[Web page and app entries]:
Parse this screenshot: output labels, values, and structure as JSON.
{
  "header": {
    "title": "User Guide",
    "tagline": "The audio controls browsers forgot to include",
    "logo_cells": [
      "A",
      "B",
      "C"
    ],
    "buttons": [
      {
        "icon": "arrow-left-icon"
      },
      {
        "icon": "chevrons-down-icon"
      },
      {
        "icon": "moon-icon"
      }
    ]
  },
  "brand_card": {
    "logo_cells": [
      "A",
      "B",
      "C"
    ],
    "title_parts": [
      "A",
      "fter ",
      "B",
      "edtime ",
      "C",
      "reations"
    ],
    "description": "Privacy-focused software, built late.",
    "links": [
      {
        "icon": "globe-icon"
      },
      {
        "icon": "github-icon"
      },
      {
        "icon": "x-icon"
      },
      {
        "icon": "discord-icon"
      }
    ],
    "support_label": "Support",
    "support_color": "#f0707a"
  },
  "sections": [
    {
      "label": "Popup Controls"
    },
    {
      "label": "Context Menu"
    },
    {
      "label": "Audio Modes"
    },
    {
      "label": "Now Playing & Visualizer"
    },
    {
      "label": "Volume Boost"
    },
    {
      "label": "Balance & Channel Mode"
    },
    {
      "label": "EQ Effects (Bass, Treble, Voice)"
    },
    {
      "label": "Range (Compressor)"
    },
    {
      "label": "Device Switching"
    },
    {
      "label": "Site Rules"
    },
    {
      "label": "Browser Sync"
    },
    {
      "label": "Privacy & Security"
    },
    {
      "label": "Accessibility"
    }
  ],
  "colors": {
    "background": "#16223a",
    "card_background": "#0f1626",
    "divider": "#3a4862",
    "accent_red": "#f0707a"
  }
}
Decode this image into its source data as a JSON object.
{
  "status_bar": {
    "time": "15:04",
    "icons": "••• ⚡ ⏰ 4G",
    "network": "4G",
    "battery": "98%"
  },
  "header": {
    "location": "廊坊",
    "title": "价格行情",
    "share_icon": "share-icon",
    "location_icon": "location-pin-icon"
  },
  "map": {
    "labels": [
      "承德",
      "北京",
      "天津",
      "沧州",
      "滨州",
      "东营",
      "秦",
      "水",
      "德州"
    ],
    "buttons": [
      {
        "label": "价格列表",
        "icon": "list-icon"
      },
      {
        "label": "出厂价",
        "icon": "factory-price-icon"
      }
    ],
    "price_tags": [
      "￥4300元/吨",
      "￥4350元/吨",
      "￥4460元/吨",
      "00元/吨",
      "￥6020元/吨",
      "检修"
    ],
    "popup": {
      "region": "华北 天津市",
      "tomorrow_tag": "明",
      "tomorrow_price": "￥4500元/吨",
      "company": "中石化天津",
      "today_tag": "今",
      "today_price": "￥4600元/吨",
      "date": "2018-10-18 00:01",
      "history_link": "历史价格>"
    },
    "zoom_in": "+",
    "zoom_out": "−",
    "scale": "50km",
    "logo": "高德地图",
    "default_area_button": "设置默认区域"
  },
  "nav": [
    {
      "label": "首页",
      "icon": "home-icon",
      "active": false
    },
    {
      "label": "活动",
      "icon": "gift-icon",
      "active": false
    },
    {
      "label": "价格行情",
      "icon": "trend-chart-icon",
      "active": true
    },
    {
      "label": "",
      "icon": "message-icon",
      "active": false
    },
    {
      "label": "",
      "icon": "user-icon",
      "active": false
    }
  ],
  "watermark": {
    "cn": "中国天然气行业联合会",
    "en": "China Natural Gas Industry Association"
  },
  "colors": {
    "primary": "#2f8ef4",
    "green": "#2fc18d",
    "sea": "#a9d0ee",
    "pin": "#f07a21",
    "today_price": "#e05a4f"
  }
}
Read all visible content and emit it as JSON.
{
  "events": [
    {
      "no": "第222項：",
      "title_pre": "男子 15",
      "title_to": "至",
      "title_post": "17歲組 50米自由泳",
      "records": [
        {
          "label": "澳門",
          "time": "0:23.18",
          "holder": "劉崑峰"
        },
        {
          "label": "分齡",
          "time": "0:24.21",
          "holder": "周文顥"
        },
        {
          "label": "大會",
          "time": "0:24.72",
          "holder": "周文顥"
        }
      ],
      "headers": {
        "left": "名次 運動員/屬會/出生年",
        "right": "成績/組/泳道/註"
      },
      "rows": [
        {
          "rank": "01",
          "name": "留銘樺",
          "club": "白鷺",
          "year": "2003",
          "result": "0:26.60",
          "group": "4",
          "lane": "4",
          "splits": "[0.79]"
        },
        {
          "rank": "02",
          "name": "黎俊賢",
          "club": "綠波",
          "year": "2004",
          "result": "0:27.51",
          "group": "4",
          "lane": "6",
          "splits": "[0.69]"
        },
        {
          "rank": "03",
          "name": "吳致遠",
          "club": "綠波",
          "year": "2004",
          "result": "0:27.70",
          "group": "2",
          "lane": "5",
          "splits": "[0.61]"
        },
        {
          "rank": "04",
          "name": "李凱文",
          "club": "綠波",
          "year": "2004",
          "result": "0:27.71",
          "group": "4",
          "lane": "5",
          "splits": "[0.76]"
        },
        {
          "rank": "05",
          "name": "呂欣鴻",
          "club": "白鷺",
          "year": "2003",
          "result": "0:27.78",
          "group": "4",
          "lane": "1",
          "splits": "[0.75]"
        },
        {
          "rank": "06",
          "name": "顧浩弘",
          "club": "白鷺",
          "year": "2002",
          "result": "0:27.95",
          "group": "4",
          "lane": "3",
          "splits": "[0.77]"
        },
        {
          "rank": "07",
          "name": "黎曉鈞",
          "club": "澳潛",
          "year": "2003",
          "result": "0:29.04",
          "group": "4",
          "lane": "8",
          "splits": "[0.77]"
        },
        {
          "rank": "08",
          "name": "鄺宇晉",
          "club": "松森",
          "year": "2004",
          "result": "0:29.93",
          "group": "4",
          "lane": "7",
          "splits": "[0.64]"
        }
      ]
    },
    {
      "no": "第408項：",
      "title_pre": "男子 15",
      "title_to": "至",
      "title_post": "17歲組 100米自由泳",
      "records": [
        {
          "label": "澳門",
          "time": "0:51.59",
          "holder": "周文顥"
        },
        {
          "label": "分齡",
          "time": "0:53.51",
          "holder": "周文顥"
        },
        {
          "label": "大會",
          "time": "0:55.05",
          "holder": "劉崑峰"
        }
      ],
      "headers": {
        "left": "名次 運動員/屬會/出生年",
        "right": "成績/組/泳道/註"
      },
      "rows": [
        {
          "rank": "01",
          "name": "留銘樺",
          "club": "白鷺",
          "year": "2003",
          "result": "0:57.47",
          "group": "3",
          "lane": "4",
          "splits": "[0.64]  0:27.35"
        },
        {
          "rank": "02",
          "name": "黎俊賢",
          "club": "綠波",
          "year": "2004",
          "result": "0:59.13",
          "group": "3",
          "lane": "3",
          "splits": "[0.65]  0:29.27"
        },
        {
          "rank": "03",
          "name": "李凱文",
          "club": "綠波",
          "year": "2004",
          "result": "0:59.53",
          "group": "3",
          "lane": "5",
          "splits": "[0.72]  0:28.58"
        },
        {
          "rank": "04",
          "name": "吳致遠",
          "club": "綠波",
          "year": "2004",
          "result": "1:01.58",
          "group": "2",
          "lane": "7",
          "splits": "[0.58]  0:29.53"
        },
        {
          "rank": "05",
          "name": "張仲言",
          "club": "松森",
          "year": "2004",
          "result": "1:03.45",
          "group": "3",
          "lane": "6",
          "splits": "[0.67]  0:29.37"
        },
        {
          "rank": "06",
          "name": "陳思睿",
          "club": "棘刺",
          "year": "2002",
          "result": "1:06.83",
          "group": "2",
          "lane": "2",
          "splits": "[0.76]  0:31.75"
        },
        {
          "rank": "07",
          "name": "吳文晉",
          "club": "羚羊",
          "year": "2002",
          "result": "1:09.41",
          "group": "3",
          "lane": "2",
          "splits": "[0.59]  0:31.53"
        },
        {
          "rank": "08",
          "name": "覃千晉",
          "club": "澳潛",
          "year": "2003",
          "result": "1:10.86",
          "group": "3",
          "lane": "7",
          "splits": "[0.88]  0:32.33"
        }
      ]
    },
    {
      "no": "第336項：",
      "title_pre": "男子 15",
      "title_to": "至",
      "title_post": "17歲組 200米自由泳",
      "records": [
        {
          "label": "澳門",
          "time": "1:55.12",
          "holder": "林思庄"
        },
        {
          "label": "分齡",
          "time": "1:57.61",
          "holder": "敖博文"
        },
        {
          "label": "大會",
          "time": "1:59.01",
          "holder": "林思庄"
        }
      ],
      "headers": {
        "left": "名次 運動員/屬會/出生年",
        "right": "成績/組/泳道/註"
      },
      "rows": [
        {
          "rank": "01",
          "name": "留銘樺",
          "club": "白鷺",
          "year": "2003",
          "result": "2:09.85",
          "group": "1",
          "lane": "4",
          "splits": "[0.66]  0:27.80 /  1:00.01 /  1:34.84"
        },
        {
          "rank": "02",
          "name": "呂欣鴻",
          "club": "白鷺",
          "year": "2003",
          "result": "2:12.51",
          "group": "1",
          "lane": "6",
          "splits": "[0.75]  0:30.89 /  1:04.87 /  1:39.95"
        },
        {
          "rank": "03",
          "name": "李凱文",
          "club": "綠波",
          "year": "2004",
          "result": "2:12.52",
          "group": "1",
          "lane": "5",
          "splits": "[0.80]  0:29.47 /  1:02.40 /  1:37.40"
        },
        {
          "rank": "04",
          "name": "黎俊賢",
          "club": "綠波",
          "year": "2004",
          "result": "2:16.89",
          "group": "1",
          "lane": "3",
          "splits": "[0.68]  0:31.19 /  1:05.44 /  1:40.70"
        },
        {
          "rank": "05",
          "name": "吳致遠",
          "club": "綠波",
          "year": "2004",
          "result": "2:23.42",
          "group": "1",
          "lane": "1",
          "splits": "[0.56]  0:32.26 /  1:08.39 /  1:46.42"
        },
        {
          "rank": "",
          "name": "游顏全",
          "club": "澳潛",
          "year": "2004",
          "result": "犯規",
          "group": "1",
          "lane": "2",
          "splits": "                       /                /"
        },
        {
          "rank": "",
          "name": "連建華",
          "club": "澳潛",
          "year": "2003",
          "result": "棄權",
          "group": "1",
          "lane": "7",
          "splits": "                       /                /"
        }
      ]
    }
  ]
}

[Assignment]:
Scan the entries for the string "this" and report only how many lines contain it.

[Answer section]:
2